START RECORDED DATA
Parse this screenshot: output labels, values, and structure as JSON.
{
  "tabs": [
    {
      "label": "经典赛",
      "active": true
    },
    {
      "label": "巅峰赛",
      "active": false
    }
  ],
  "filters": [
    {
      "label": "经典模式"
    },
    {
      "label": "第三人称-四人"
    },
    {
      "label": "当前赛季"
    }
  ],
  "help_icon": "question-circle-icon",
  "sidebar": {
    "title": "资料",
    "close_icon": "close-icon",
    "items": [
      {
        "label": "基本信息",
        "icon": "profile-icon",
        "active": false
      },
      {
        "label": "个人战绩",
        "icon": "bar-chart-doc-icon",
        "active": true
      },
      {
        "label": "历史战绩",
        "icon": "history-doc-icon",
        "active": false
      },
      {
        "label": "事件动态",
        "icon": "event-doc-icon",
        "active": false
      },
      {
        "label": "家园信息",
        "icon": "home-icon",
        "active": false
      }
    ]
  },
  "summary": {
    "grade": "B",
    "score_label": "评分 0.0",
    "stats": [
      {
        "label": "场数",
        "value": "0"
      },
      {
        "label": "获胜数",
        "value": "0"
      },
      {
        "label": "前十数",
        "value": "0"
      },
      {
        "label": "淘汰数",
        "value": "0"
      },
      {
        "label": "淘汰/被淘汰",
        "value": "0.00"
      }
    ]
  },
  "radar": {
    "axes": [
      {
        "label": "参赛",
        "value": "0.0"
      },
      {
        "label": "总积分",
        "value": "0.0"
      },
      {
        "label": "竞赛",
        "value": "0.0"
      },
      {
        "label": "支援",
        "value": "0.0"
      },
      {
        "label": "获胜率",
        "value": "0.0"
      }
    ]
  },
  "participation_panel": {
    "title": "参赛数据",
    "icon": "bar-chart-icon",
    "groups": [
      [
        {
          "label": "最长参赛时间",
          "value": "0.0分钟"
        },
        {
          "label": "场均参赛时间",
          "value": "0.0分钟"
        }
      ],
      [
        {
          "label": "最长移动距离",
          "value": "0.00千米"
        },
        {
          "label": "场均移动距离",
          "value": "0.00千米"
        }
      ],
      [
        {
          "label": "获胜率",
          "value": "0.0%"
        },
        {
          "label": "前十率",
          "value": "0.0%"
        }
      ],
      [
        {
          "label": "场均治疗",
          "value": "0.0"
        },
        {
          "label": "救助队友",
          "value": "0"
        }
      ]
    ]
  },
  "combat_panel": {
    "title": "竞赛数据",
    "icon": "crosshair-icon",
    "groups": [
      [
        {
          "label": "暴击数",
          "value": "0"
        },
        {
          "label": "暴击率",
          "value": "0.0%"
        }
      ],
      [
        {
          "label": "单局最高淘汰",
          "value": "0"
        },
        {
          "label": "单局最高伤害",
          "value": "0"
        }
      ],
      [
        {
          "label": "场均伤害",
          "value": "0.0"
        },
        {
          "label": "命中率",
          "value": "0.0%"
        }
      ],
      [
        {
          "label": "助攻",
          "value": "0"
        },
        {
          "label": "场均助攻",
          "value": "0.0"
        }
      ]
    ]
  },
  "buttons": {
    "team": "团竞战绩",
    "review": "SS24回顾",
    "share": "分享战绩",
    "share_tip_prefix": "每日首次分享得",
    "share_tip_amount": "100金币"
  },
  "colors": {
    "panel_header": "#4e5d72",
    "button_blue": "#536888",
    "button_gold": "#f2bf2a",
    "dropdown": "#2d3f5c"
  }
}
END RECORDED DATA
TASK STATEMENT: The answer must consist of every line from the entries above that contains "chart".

ANSWER BOX:
        "icon": "bar-chart-doc-icon",
    "icon": "bar-chart-icon",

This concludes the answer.